If Rinne is worth $3.4 million as a UFA, what does that make either Price or Halak worth as RFAs? Halak has 47 career wins, but he's reached that number in nine fewer games than Rinne. Halak's save percentage over last two seasons is .919, Rinne's is .911. As for Price, he has 59 career wins, but it's taken him 129 starts to do it, or 34 more than Rinne. Price loses the save percentage battle as well, but the number one factor in evaluating Price has to be his age. At 22, he's two years younger than Halak and five years younger than Rinne. Potential like that costs money.
Maybe, and I highly doubt this, but maybe Gauthier was going into this thinking he had an outside chance at signing and keeping both his goalies this offseason. In my eyes, even though Rinne was headed toward UFA status, his contract makes that a total fantasy, if it wasn't already. Still, knowing how much it will cost to sign either one of the two goalies, maybe Gauthier will feel he can get better value for one of them at the trade deadline than he could at the draft, though I highly doubt that.
Adding to that financial pressure, potentially at least, was a further discussion between Gauthier and Tomas Plekanec's agent Rick Curran, a follow-up to their first conversation in late January. The two agreed to talk again after the trade deadline, which suggests that Plekanec will not be traded Wednesday. But if you want to read into it even further, it also suggests that the dollar figures being discussed remain out of Gauthier's price range, otherwise would he not have locked Plekanec up prior to the deadline?
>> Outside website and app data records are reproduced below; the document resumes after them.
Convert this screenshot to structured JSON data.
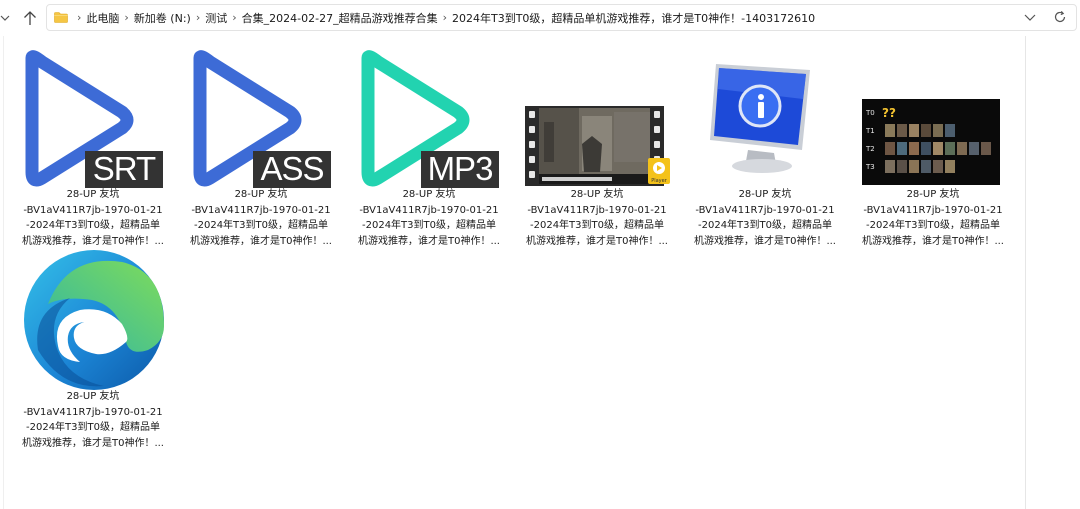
{
  "address_bar": {
    "breadcrumbs": [
      "此电脑",
      "新加卷 (N:)",
      "测试",
      "合集_2024-02-27_超精品游戏推荐合集",
      "2024年T3到T0级，超精品单机游戏推荐，谁才是T0神作！-1403172610"
    ]
  },
  "files": [
    {
      "type": "srt",
      "badge": "SRT",
      "lines": [
        "28-UP 友坑",
        "-BV1aV411R7jb-1970-01-21",
        "-2024年T3到T0级，超精品单",
        "机游戏推荐，谁才是T0神作！..."
      ]
    },
    {
      "type": "ass",
      "badge": "ASS",
      "lines": [
        "28-UP 友坑",
        "-BV1aV411R7jb-1970-01-21",
        "-2024年T3到T0级，超精品单",
        "机游戏推荐，谁才是T0神作！..."
      ]
    },
    {
      "type": "mp3",
      "badge": "MP3",
      "lines": [
        "28-UP 友坑",
        "-BV1aV411R7jb-1970-01-21",
        "-2024年T3到T0级，超精品单",
        "机游戏推荐，谁才是T0神作！..."
      ]
    },
    {
      "type": "video",
      "overlay": "Player",
      "lines": [
        "28-UP 友坑",
        "-BV1aV411R7jb-1970-01-21",
        "-2024年T3到T0级，超精品单",
        "机游戏推荐，谁才是T0神作！..."
      ]
    },
    {
      "type": "info",
      "lines": [
        "28-UP 友坑",
        "-BV1aV411R7jb-1970-01-21",
        "-2024年T3到T0级，超精品单",
        "机游戏推荐，谁才是T0神作！..."
      ]
    },
    {
      "type": "tier-image",
      "tiers": [
        "T0",
        "T1",
        "T2",
        "T3"
      ],
      "lines": [
        "28-UP 友坑",
        "-BV1aV411R7jb-1970-01-21",
        "-2024年T3到T0级，超精品单",
        "机游戏推荐，谁才是T0神作！..."
      ]
    },
    {
      "type": "edge-html",
      "lines": [
        "28-UP 友坑",
        "-BV1aV411R7jb-1970-01-21",
        "-2024年T3到T0级，超精品单",
        "机游戏推荐，谁才是T0神作！..."
      ]
    }
  ],
  "colors": {
    "play_blue": "#3d6bd6",
    "play_teal": "#22d3b0",
    "badge": "#333333"
  }
}
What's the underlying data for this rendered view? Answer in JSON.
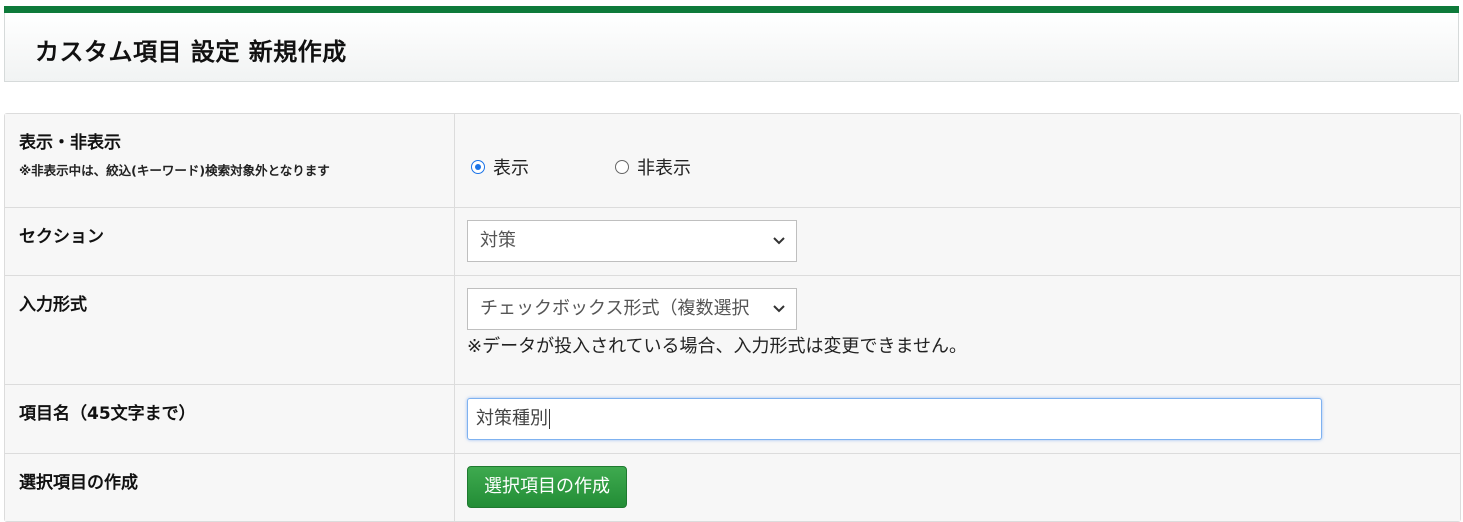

As if that wasn't enough food for thought, Gauthier could not have been thrilled to watch Andrei Markov clearly labouring for the Russian team in Vancouver, clearly not recovered from whatever was ailing him for the final two games prior to the break, and quite possibly feeling the effects of his tendon injury from Game 1 of the season. I was at practice Monday and tried to corner Markov on the state of his health entering the Olympics, but he wouldn't bite, avoiding the questions posed not only by me but many others as well. Here's the story I came up with, the gist of which is that Markov says he's fine, with nothing more serious than regular wear and tear.
Even though Markov insists he's fine, perhaps Gauthier is not so sure. He saw what happened with Markov out in last year's playoffs and probably wouldn't want that situation repeating itself, so perhaps Markov's iffy health situation would tempt Gauthier to test the waters for a top-four defenceman.
Finally, we get to tonight's game in Boston. If none of what happened during the Olympics convinced Gauthier to suddenly become a crazed buyer on Wednesday, perhaps this game did it. First off there was Price, allowing a softy to put his team down 1-0 but locking it down after that to limit the damage. Then there was Maxim Lapierre, who played like a man trying to get himself taken off the trade block. He skated, he hit people and he scored a goal. It was, by far, his best game of the season. All in all, the Habs supporting cast won the game by handling the scoring, but for the first time in quite a while the team looked like a team.
Maybe, just maybe, all of these factors or a combination of them made Gauthier turn into a buyer, as opposed to the "builder" he purported to be just after being announced as the new GM. But frankly, I would hope not. The worst possible thing Gauthier could do right now is trade away prospects and draft picks for short-term help, because the Canadiens are very far from being ready for short-term success.